CIs should be included when reporting the results for any and all test articles. CIs control for sample size, variation in the method, and risk (95%). CI range is calculated by taking the difference of the upper confidence limit of the constrained relative potency and the lower confidence limit. A narrower CI range indicates that the assay is less variable and, therefore, more repeatable. Excessive CI range may not make the assay run invalid; it demonstrates that additional assay runs are required to tighten the error.Normally, the CI range is reported as a percent of tolerance (Equation 2):
where USL is upper specification limit and LSL is lower specification limit. The coefficient of variance (CV) is often used to evaluate repeatability of the dose response. CV is not recommended for use because it incorrectly scales the analytical error by concentration; high concentrations appear to have low error and low concentrations seem to have high error.
When setting specification limits based on the representative sample, risk must be considered. The wider the interval, the greater the amount of allowable transmitted variation on the Y response. K sigma is used when the sample size is 30 or more, and tolerance intervals are used when the sample size is less than 30. Before setting limits, a representative data set must be available. Systems suitability and validity criteria limits are normally set post-qualification and review and finalized post-validation of the method (5).
Tolerance intervals were developed to provide a correction for limited sample sizes and scales. The interval of risk is based on three considerations: sample size, confidence interval, and proportion of the population to be described.
Tolerance intervals should be used under the following conditions:
The procedure for setting limits are as follows:
Using the correct methods for evaluating systems suitability and acceptance criteria is critical to ensuring that the analytical methods is fit for use. Setting specification limits as described is statistically rigorous, scientifically sound, and defendable upon regulatory review.
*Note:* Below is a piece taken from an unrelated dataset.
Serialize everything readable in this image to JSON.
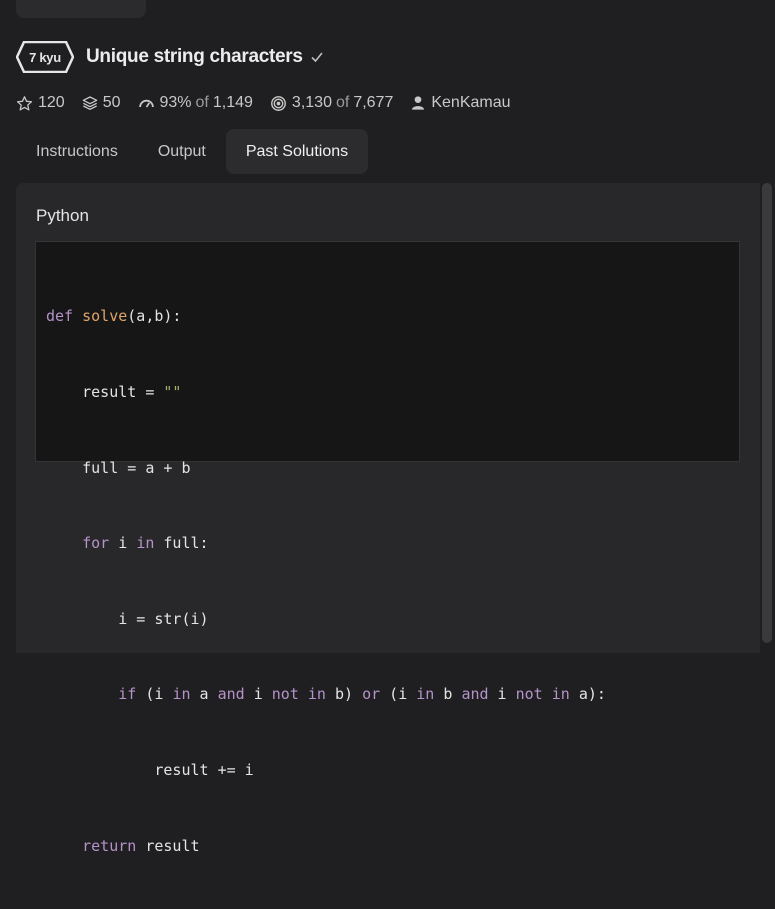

Table II is a summary table of all criteria and recommended limits.
1. ICH, Q2(R1) Validation of Analytical Procedures: Text and Methodology, Step 4 version (November 2005).
2. ICH, Q6B Specifications: Test Procedures and Acceptance Criteria for Biotechnological/Biological Products, Step 4 version (March 1999).
3. USP, USP General Chapter <1032>, “Design and Development of Biological Assays,” (Rockville, Md., 2015)
4. USP, USP General Chapter <1225>, “Validation of Compendial Procedures,” (Rockville, Md., 2015).
5. USP, USP General Chapter <1033>, “Validation of Biological Assays,” (Rockville, Md., 2010).
6. NIST, “Tolerance Intervals for a Normal Distribution,” in NIST/SEMATECH e-Handbook of Statistical Methods, www.itl.nist.gov, April 2012.
Thomas A. Little*, PhD, email@example.com, is president and principle consultant of Bioassay Sciences, and Daniel S. Harding is a principle consultant of Bioassay Sciences.
*To whom all correspondence should be addressed.
Pharmaceutical TechnologySupplement: Bio/Pharma Outsourcing Innovation 2022
When referring to this article, please cite it as T.A. Little and D.S. Harding, “Establishing Systems Suitability and Validity Criteria for Analytical Methods and Bioassays,” Bio/Pharma Outsourcing Innovation 2022, Supplement to Pharmaceutical Technology (February 2022).